__Problem__:
Look for the string "text" in the listing below and copy every line in which it appears.

BEGIN Materials provided

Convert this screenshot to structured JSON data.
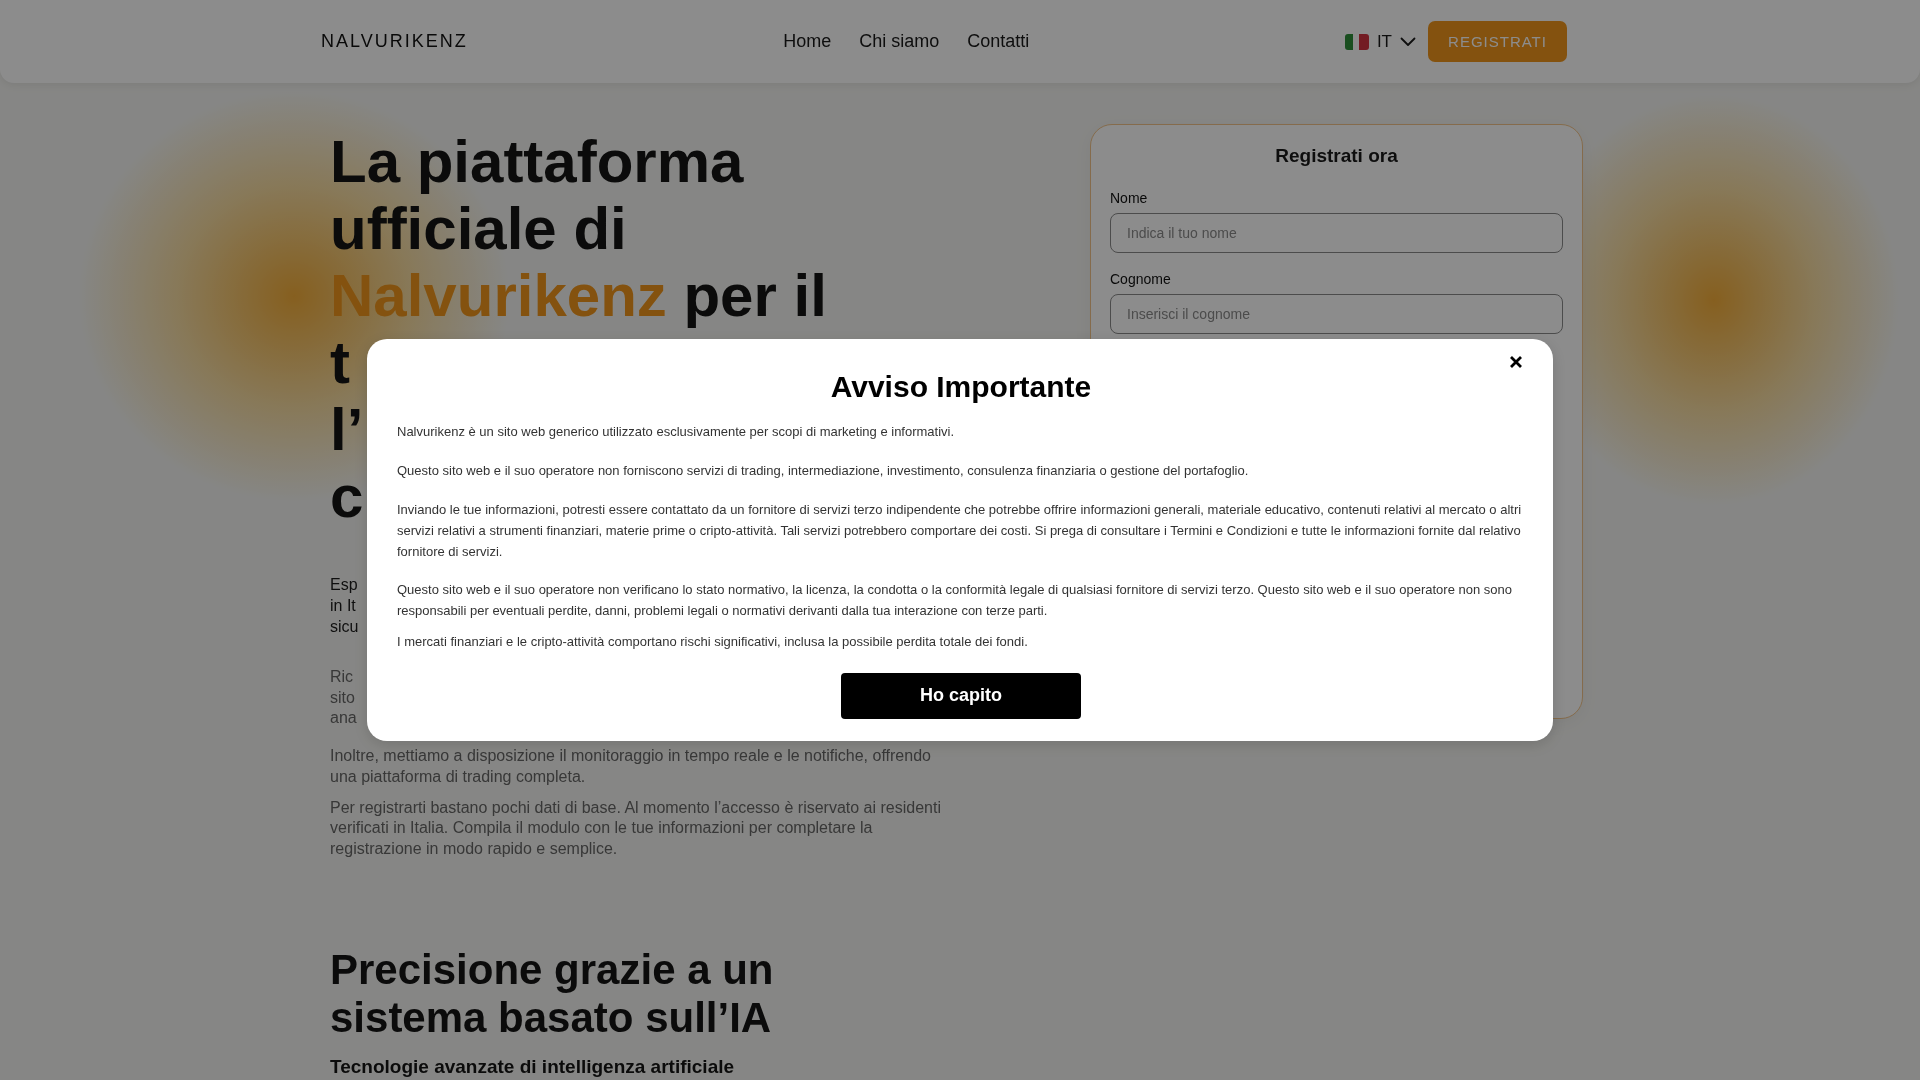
{
  "header": {
    "logo": "NALVURIKENZ",
    "nav": [
      "Home",
      "Chi siamo",
      "Contatti"
    ],
    "language": "IT",
    "cta": "REGISTRATI"
  },
  "hero": {
    "title_lines": [
      [
        {
          "text": "La piattaforma",
          "accent": false
        }
      ],
      [
        {
          "text": "ufficiale di",
          "accent": false
        }
      ],
      [
        {
          "text": "Nalvurikenz",
          "accent": true
        },
        {
          "text": "per il",
          "accent": false
        }
      ],
      [
        {
          "text": "t",
          "accent": false
        }
      ],
      [
        {
          "text": "l’",
          "accent": false
        }
      ],
      [
        {
          "text": "c",
          "accent": false
        }
      ]
    ],
    "lead_lines": [
      "Esp",
      "in It",
      "sicu"
    ],
    "body_lines": [
      "Ric",
      "sito",
      "ana"
    ],
    "paragraphs": [
      "Inoltre, mettiamo a disposizione il monitoraggio in tempo reale e le notifiche, offrendo una piattaforma di trading completa.",
      "Per registrarti bastano pochi dati di base. Al momento l’accesso è riservato ai residenti verificati in Italia. Compila il modulo con le tue informazioni per completare la registrazione in modo rapido e semplice."
    ]
  },
  "signup_form": {
    "title": "Registrati ora",
    "fields": [
      {
        "label": "Nome",
        "placeholder": "Indica il tuo nome"
      },
      {
        "label": "Cognome",
        "placeholder": "Inserisci il cognome"
      }
    ]
  },
  "features": {
    "title": "Precisione grazie a un sistema basato sull’IA",
    "subtitle": "Tecnologie avanzate di intelligenza artificiale"
  },
  "notice_dialog": {
    "title": "Avviso Importante",
    "paragraphs": [
      "Nalvurikenz è un sito web generico utilizzato esclusivamente per scopi di marketing e informativi.",
      "Questo sito web e il suo operatore non forniscono servizi di trading, intermediazione, investimento, consulenza finanziaria o gestione del portafoglio.",
      "Inviando le tue informazioni, potresti essere contattato da un fornitore di servizi terzo indipendente che potrebbe offrire informazioni generali, materiale educativo, contenuti relativi al mercato o altri servizi relativi a strumenti finanziari, materie prime o cripto-attività. Tali servizi potrebbero comportare dei costi. Si prega di consultare i Termini e Condizioni e tutte le informazioni fornite dal relativo fornitore di servizi.",
      "Questo sito web e il suo operatore non verificano lo stato normativo, la licenza, la condotta o la conformità legale di qualsiasi fornitore di servizi terzo. Questo sito web e il suo operatore non sono responsabili per eventuali perdite, danni, problemi legali o normativi derivanti dalla tua interazione con terze parti.",
      "I mercati finanziari e le cripto-attività comportano rischi significativi, inclusa la possibile perdita totale dei fondi."
    ],
    "button": "Ho capito"
  }
}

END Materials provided

__Output below__:
          "text": "La piattaforma",
          "text": "ufficiale di",
          "text": "Nalvurikenz",
          "text": "per il",
          "text": "t",
          "text": "l’",
          "text": "c",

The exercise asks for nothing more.